|Frigid Midget ice cube tray (Dial Industries, Inc.)
Designers have their own dialect. You always hear them using obscure little terms like kerning or serif -- words that the rest of the world mentally files under the heading, "Might come in handy one day while playing Scrabble; otherwise useless." Designers also have this magic catch-phrase, which they love to employ as often as possible: "Less is more." I've always had problems with that one -- it's sort of like saying, "Black is white," or "Ghengis Khan was a nice chap." Yes, I understand the underlying notion that it can sometimes be more rewarding to make do with less, or to have the discipline not to overdo something, but I don't buy it. I mean, in my life, more is more: more food, more money, more beer, more space in my overcrowded apartment -- if it's good, whatever it is, I want more. Doesn't everyone?

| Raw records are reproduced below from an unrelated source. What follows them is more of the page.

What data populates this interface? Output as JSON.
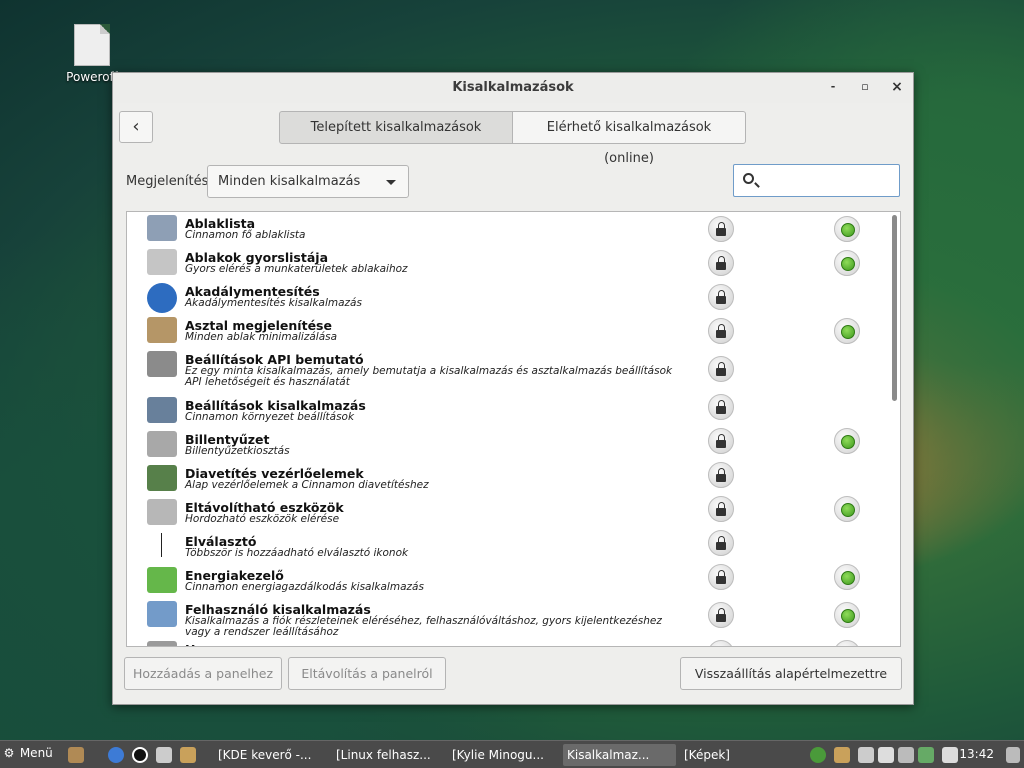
{
  "desktop": {
    "icon_label": "Poweroff"
  },
  "window": {
    "title": "Kisalkalmazások",
    "controls": {
      "minimize": "-",
      "maximize": "▫",
      "close": "×"
    },
    "back": "‹",
    "tabs": [
      "Telepített kisalkalmazások",
      "Elérhető kisalkalmazások (online)"
    ],
    "filter_label": "Megjelenítés",
    "filter_value": "Minden kisalkalmazás",
    "search_value": "",
    "applets": [
      {
        "name": "Ablaklista",
        "desc": "Cinnamon fő ablaklista",
        "enabled": true
      },
      {
        "name": "Ablakok gyorslistája",
        "desc": "Gyors elérés a munkaterületek ablakaihoz",
        "enabled": true
      },
      {
        "name": "Akadálymentesítés",
        "desc": "Akadálymentesítés kisalkalmazás",
        "enabled": false
      },
      {
        "name": "Asztal megjelenítése",
        "desc": "Minden ablak minimalizálása",
        "enabled": true
      },
      {
        "name": "Beállítások API bemutató",
        "desc": "Ez egy minta kisalkalmazás, amely bemutatja a kisalkalmazás és asztalkalmazás beállítások API lehetőségeit és használatát",
        "enabled": false
      },
      {
        "name": "Beállítások kisalkalmazás",
        "desc": "Cinnamon környezet beállítások",
        "enabled": false
      },
      {
        "name": "Billentyűzet",
        "desc": "Billentyűzetkiosztás",
        "enabled": true
      },
      {
        "name": "Diavetítés vezérlőelemek",
        "desc": "Alap vezérlőelemek a Cinnamon diavetítéshez",
        "enabled": false
      },
      {
        "name": "Eltávolítható eszközök",
        "desc": "Hordozható eszközök elérése",
        "enabled": true
      },
      {
        "name": "Elválasztó",
        "desc": "Többször is hozzáadható elválasztó ikonok",
        "enabled": false
      },
      {
        "name": "Energiakezelő",
        "desc": "Cinnamon energiagazdálkodás kisalkalmazás",
        "enabled": true
      },
      {
        "name": "Felhasználó kisalkalmazás",
        "desc": "Kisalkalmazás a fiók részleteinek eléréséhez, felhasználóváltáshoz, gyors kijelentkezéshez vagy a rendszer leállításához",
        "enabled": true
      },
      {
        "name": "Hang",
        "desc": "",
        "enabled": true
      }
    ],
    "buttons": {
      "add": "Hozzáadás a panelhez",
      "remove": "Eltávolítás a panelról",
      "reset": "Visszaállítás alapértelmezettre"
    }
  },
  "taskbar": {
    "menu_label": "Menü",
    "tasks": [
      "[KDE keverő -...",
      "[Linux felhasz...",
      "[Kylie Minogu...",
      "Kisalkalmaz...",
      "[Képek]"
    ],
    "clock": "13:42"
  }
}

Or at least that's what I used to think. I had to revise my thoughts on this matter, however, when an acquaintance recently sent me the Frigid Midget, a plastic ice-cube tray that's about the same size as conventional trays but has many more individual cube molds. So instead of making the standard 14 or 16 ice cubes, the Frigid Midget's six-by-fifteen grid pattern results in a whopping 90 cubes, but each one is really tiny --sure enough, it's both less and more.
Design axioms notwithstanding, there's something oddly satisfying about a bunch of itsy-bitsy ice cubes. For starters, the whole tray feels great when you take it out of the freezer and twist it to release the cubes -- you can feel countless little ice-to-plastic adhesions breaking loose, as if you were cracking an infinite number of knuckles. It's also cool, even festive, to see all the tiny cubes cascading out of the tray when you tip it over -- much better than the dull clunkiness of cubes being dumped out of a conventional tray. Once liberated from the Frigid Midget, the cubes bob merrily in your Coke, water, or whatever, and they're the ideal size for those who like to chew their ice.